What Jay Cost said yesterday looks exactly right today: Hillary has a chance at victory, but only if she can pull ahead in the overall popular vote, including Florida (she's already ahead if you include Michigan, but of course Obama wasn't on the ballot there), and then argue, to the superdelegates but also to the public, that as the choice of the majority of voters in the Democratic nominating process she has a "moral claim" on the nomination. (There's also the possibility of a "re-vote" in Michigan and Florida, as Marc points out today.) To a political junkie like myself, weaned on delegate counts and caucus regulations and all the rest, this argument sounds moderately far-fetched: The nominating process has rules, arbitrary and inconsistent as they may be, that both candidates are obliged to play by, and by the rules Obama's almost certainly going to come out with more delegates. But to a public that isn't steeped in the arcana of the process, that probably doesn't really understand the difference between a primary and a caucus and that's going to wake up today to grapple with the weirdness of being told that Obama won more delegates in Texas even though Hillary won the primary - well, you can see how if Hillary wins Pennsylvania convincingly and pulls ahead in the popular vote, a "people's choice," "let the majority rule" argument might find some traction. And you can bet that the superdelegates will have their fingers in the wind.
In this vein, Cost's point today seems spot-on:
The Obama campaign is proclaiming they won the Texas caucus by double digits. Indeed, that seems to be the case. Nevertheless, they need to be careful not to proclaim this too loudly. How will it look if Clinton wins a majority of the more than 2.5 million Texans who voted in the primary, but Obama wins the caucus in which about 100,000 people participated? That might help Clinton because it is evidence that the caucuses are not a good gauge of voter preferences. Obama needs to talk up his pledged delegate lead, without reminding people of how it is heavily dependent upon the caucuses. The Clinton camp is going to start attacking these caucuses.
Now of course, there's a simple way for Obama to take care of this: He just need to stay ahead of Hillary in the popular vote, where even with Florida included he currently leads by almost 300,000 votes.

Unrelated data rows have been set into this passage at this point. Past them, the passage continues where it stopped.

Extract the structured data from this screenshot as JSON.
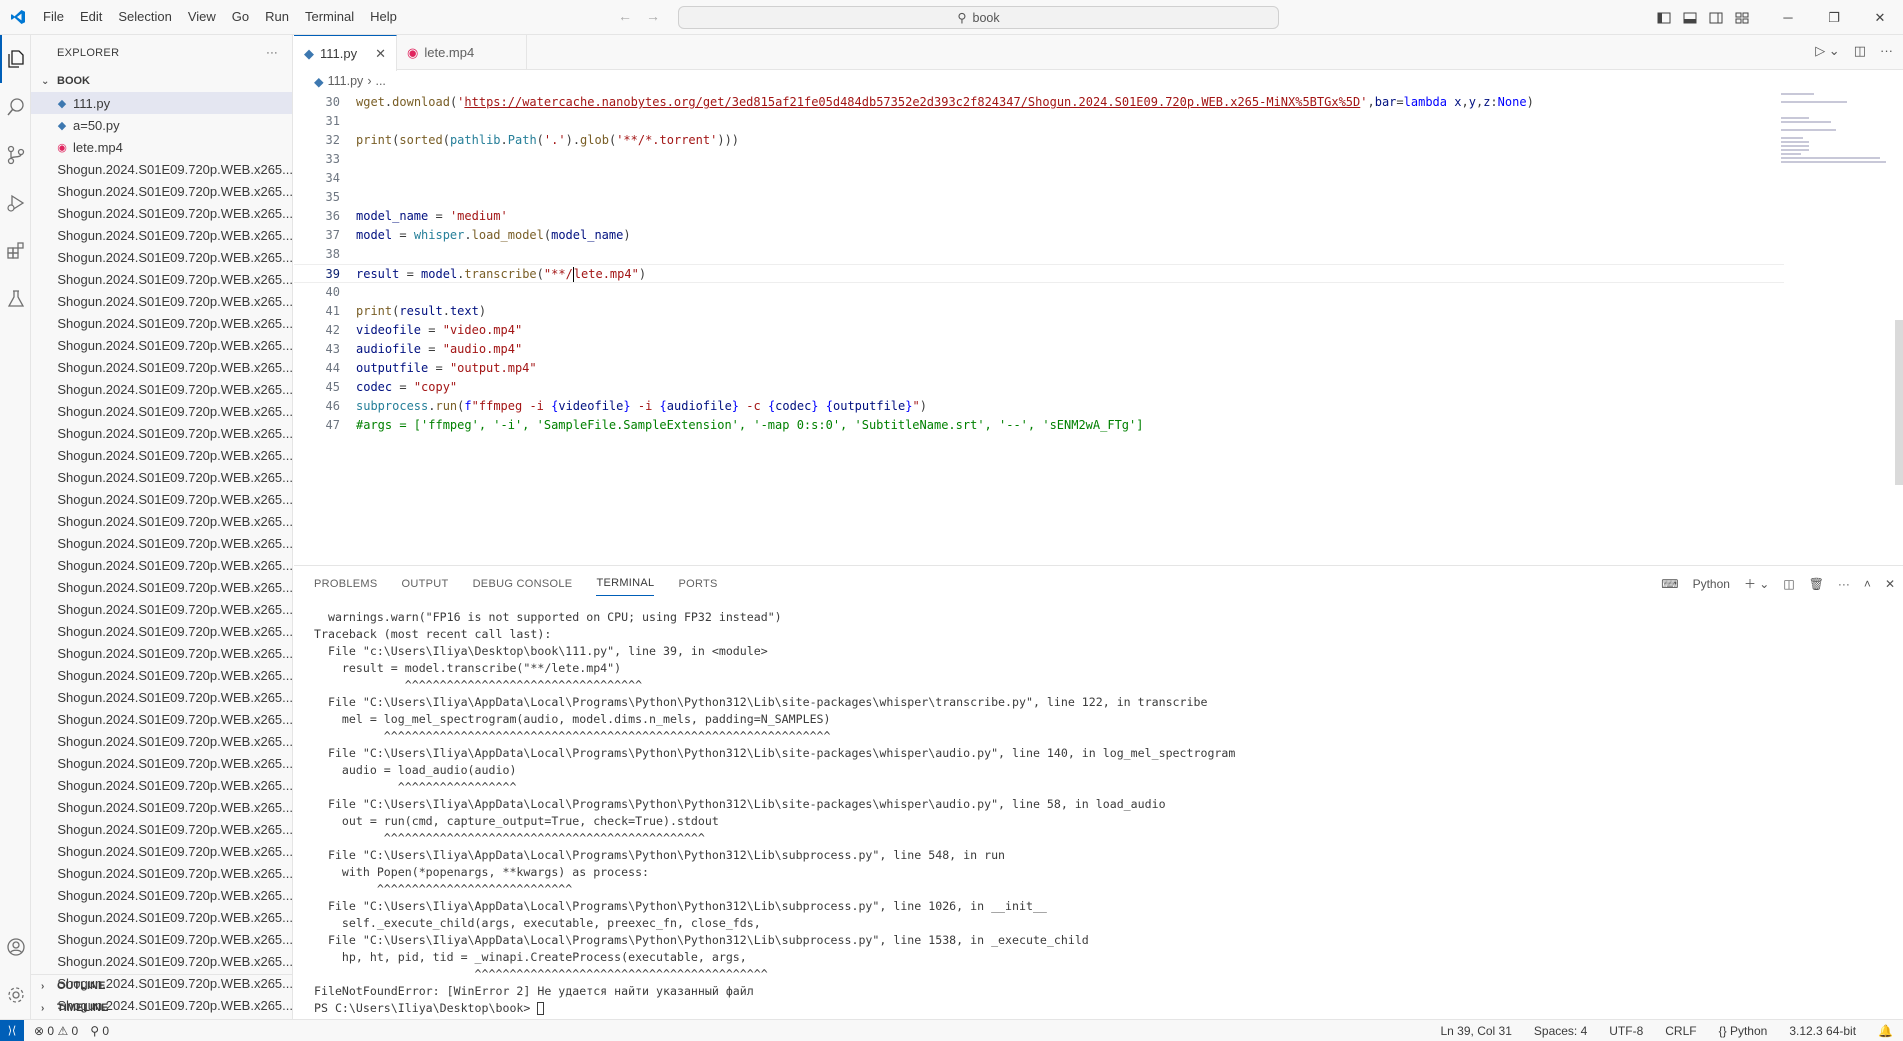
{
  "menu": [
    "File",
    "Edit",
    "Selection",
    "View",
    "Go",
    "Run",
    "Terminal",
    "Help"
  ],
  "search": {
    "text": "book"
  },
  "sidebar": {
    "title": "EXPLORER",
    "folder": "BOOK",
    "files": [
      {
        "name": "111.py",
        "type": "py",
        "active": true
      },
      {
        "name": "a=50.py",
        "type": "py"
      },
      {
        "name": "lete.mp4",
        "type": "mp4"
      }
    ],
    "repeat_file": "Shogun.2024.S01E09.720p.WEB.x265...",
    "repeat_count": 40,
    "outline": "OUTLINE",
    "timeline": "TIMELINE"
  },
  "tabs": [
    {
      "label": "111.py",
      "active": true
    },
    {
      "label": "lete.mp4",
      "active": false
    }
  ],
  "breadcrumb": {
    "file": "111.py",
    "more": "..."
  },
  "code": [
    {
      "n": "30",
      "html": "<span class=\"tk-fn\">wget</span>.<span class=\"tk-fn\">download</span>(<span class=\"tk-str\">'</span><span class=\"tk-url\">https://watercache.nanobytes.org/get/3ed815af21fe05d484db57352e2d393c2f824347/Shogun.2024.S01E09.720p.WEB.x265-MiNX%5BTGx%5D</span><span class=\"tk-str\">'</span>,<span class=\"tk-var\">bar</span>=<span class=\"tk-kw\">lambda</span> <span class=\"tk-var\">x</span>,<span class=\"tk-var\">y</span>,<span class=\"tk-var\">z</span>:<span class=\"tk-kw\">None</span>)"
    },
    {
      "n": "31",
      "html": ""
    },
    {
      "n": "32",
      "html": "<span class=\"tk-fn\">print</span>(<span class=\"tk-fn\">sorted</span>(<span class=\"tk-cls\">pathlib</span>.<span class=\"tk-cls\">Path</span>(<span class=\"tk-str\">'.'</span>).<span class=\"tk-fn\">glob</span>(<span class=\"tk-str\">'**/*.torrent'</span>)))"
    },
    {
      "n": "33",
      "html": ""
    },
    {
      "n": "34",
      "html": ""
    },
    {
      "n": "35",
      "html": ""
    },
    {
      "n": "36",
      "html": "<span class=\"tk-var\">model_name</span> = <span class=\"tk-str\">'medium'</span>"
    },
    {
      "n": "37",
      "html": "<span class=\"tk-var\">model</span> = <span class=\"tk-cls\">whisper</span>.<span class=\"tk-fn\">load_model</span>(<span class=\"tk-var\">model_name</span>)"
    },
    {
      "n": "38",
      "html": ""
    },
    {
      "n": "39",
      "html": "<span class=\"tk-var\">result</span> = <span class=\"tk-var\">model</span>.<span class=\"tk-fn\">transcribe</span>(<span class=\"tk-str\">\"**/</span><span class=\"cursor\"></span><span class=\"tk-str\">lete.mp4\"</span>)",
      "current": true
    },
    {
      "n": "40",
      "html": ""
    },
    {
      "n": "41",
      "html": "<span class=\"tk-fn\">print</span>(<span class=\"tk-var\">result</span>.<span class=\"tk-var\">text</span>)"
    },
    {
      "n": "42",
      "html": "<span class=\"tk-var\">videofile</span> = <span class=\"tk-str\">\"video.mp4\"</span>"
    },
    {
      "n": "43",
      "html": "<span class=\"tk-var\">audiofile</span> = <span class=\"tk-str\">\"audio.mp4\"</span>"
    },
    {
      "n": "44",
      "html": "<span class=\"tk-var\">outputfile</span> = <span class=\"tk-str\">\"output.mp4\"</span>"
    },
    {
      "n": "45",
      "html": "<span class=\"tk-var\">codec</span> = <span class=\"tk-str\">\"copy\"</span>"
    },
    {
      "n": "46",
      "html": "<span class=\"tk-cls\">subprocess</span>.<span class=\"tk-fn\">run</span>(<span class=\"tk-kw\">f</span><span class=\"tk-str\">\"ffmpeg -i </span><span class=\"tk-kw\">{</span><span class=\"tk-var\">videofile</span><span class=\"tk-kw\">}</span><span class=\"tk-str\"> -i </span><span class=\"tk-kw\">{</span><span class=\"tk-var\">audiofile</span><span class=\"tk-kw\">}</span><span class=\"tk-str\"> -c </span><span class=\"tk-kw\">{</span><span class=\"tk-var\">codec</span><span class=\"tk-kw\">}</span><span class=\"tk-str\"> </span><span class=\"tk-kw\">{</span><span class=\"tk-var\">outputfile</span><span class=\"tk-kw\">}</span><span class=\"tk-str\">\"</span>)"
    },
    {
      "n": "47",
      "html": "<span class=\"tk-cm\">#args = ['ffmpeg', '-i', 'SampleFile.SampleExtension', '-map 0:s:0', 'SubtitleName.srt', '--', 'sENM2wA_FTg']</span>"
    }
  ],
  "panel": {
    "tabs": [
      "PROBLEMS",
      "OUTPUT",
      "DEBUG CONSOLE",
      "TERMINAL",
      "PORTS"
    ],
    "active_tab": "TERMINAL",
    "shell": "Python"
  },
  "terminal": [
    "  warnings.warn(\"FP16 is not supported on CPU; using FP32 instead\")",
    "Traceback (most recent call last):",
    "  File \"c:\\Users\\Iliya\\Desktop\\book\\111.py\", line 39, in <module>",
    "    result = model.transcribe(\"**/lete.mp4\")",
    "             ^^^^^^^^^^^^^^^^^^^^^^^^^^^^^^^^^^",
    "  File \"C:\\Users\\Iliya\\AppData\\Local\\Programs\\Python\\Python312\\Lib\\site-packages\\whisper\\transcribe.py\", line 122, in transcribe",
    "    mel = log_mel_spectrogram(audio, model.dims.n_mels, padding=N_SAMPLES)",
    "          ^^^^^^^^^^^^^^^^^^^^^^^^^^^^^^^^^^^^^^^^^^^^^^^^^^^^^^^^^^^^^^^^",
    "  File \"C:\\Users\\Iliya\\AppData\\Local\\Programs\\Python\\Python312\\Lib\\site-packages\\whisper\\audio.py\", line 140, in log_mel_spectrogram",
    "    audio = load_audio(audio)",
    "            ^^^^^^^^^^^^^^^^^",
    "  File \"C:\\Users\\Iliya\\AppData\\Local\\Programs\\Python\\Python312\\Lib\\site-packages\\whisper\\audio.py\", line 58, in load_audio",
    "    out = run(cmd, capture_output=True, check=True).stdout",
    "          ^^^^^^^^^^^^^^^^^^^^^^^^^^^^^^^^^^^^^^^^^^^^^^",
    "  File \"C:\\Users\\Iliya\\AppData\\Local\\Programs\\Python\\Python312\\Lib\\subprocess.py\", line 548, in run",
    "    with Popen(*popenargs, **kwargs) as process:",
    "         ^^^^^^^^^^^^^^^^^^^^^^^^^^^^",
    "  File \"C:\\Users\\Iliya\\AppData\\Local\\Programs\\Python\\Python312\\Lib\\subprocess.py\", line 1026, in __init__",
    "    self._execute_child(args, executable, preexec_fn, close_fds,",
    "  File \"C:\\Users\\Iliya\\AppData\\Local\\Programs\\Python\\Python312\\Lib\\subprocess.py\", line 1538, in _execute_child",
    "    hp, ht, pid, tid = _winapi.CreateProcess(executable, args,",
    "                       ^^^^^^^^^^^^^^^^^^^^^^^^^^^^^^^^^^^^^^^^^^",
    "FileNotFoundError: [WinError 2] Не удается найти указанный файл",
    "PS C:\\Users\\Iliya\\Desktop\\book> "
  ],
  "status": {
    "errors": "0",
    "warnings": "0",
    "ports": "0",
    "position": "Ln 39, Col 31",
    "spaces": "Spaces: 4",
    "encoding": "UTF-8",
    "eol": "CRLF",
    "language": "Python",
    "interpreter": "3.12.3 64-bit"
  },
  "colors": {
    "accent": "#005fb8",
    "py_icon": "#3d78b0",
    "mp4_icon": "#e0245e"
  }
}
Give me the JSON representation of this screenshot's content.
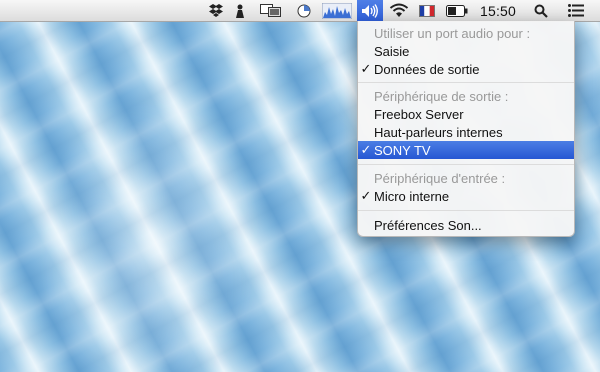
{
  "menubar": {
    "icons": [
      "dropbox-icon",
      "person-icon",
      "screen-sharing-icon",
      "time-machine-icon",
      "activity-monitor-icon",
      "volume-icon",
      "wifi-icon",
      "french-flag-icon",
      "battery-icon"
    ],
    "clock": "15:50",
    "right_icons": [
      "spotlight-icon",
      "notification-center-icon"
    ],
    "accent": "#2f5fd8"
  },
  "sound_menu": {
    "header_port": "Utiliser un port audio pour :",
    "port_items": [
      {
        "label": "Saisie",
        "checked": false
      },
      {
        "label": "Données de sortie",
        "checked": true
      }
    ],
    "header_output": "Périphérique de sortie :",
    "output_items": [
      {
        "label": "Freebox Server",
        "checked": false
      },
      {
        "label": "Haut-parleurs internes",
        "checked": false
      },
      {
        "label": "SONY TV",
        "checked": true,
        "highlighted": true
      }
    ],
    "header_input": "Périphérique d'entrée :",
    "input_items": [
      {
        "label": "Micro interne",
        "checked": true
      }
    ],
    "preferences": "Préférences Son...",
    "check_mark": "✓"
  }
}
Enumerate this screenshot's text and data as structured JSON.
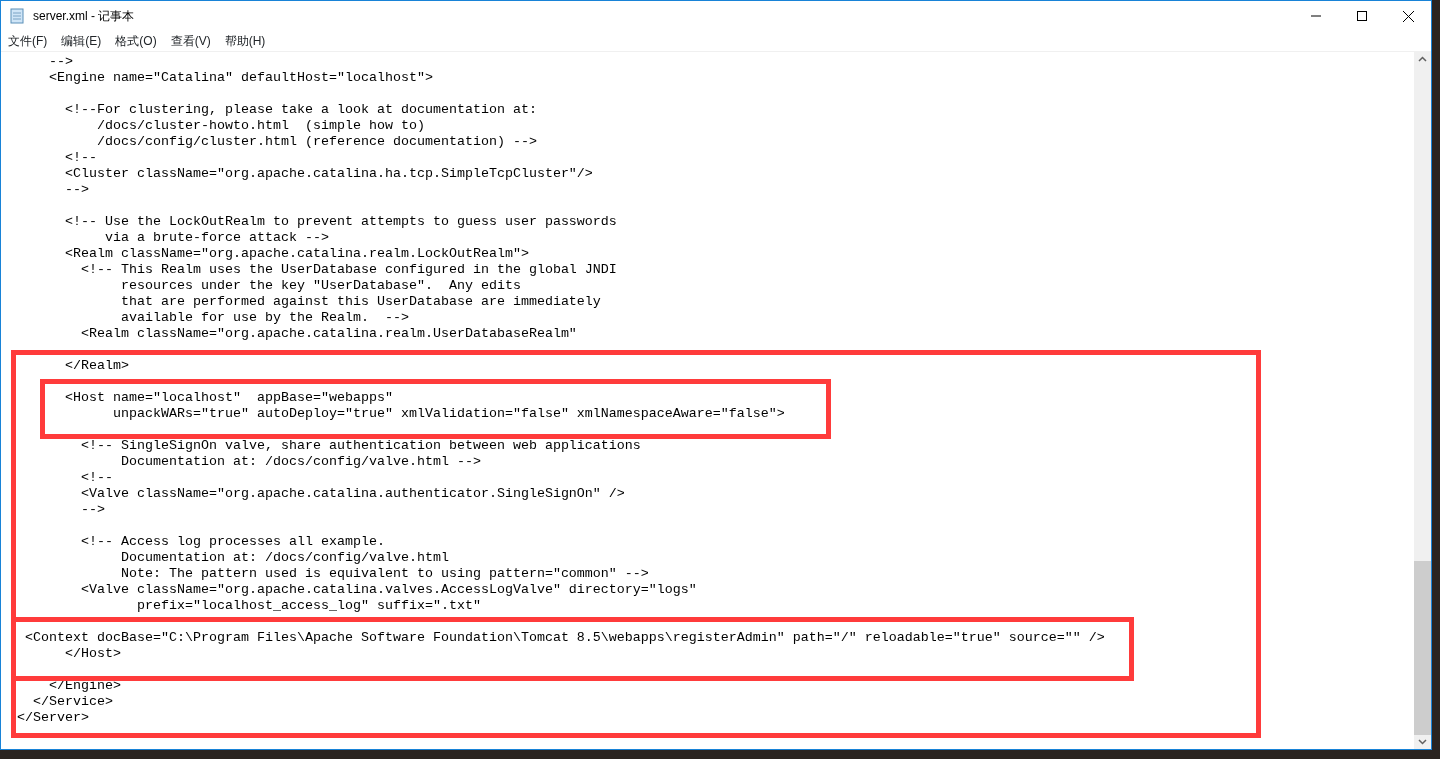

And if he really is the liberal Reagan, the change we can believe in, and all the rest of it, that shouldn't be too hard.
Photo by Flickr user Daniella Zalcman used under a Creative Commons license.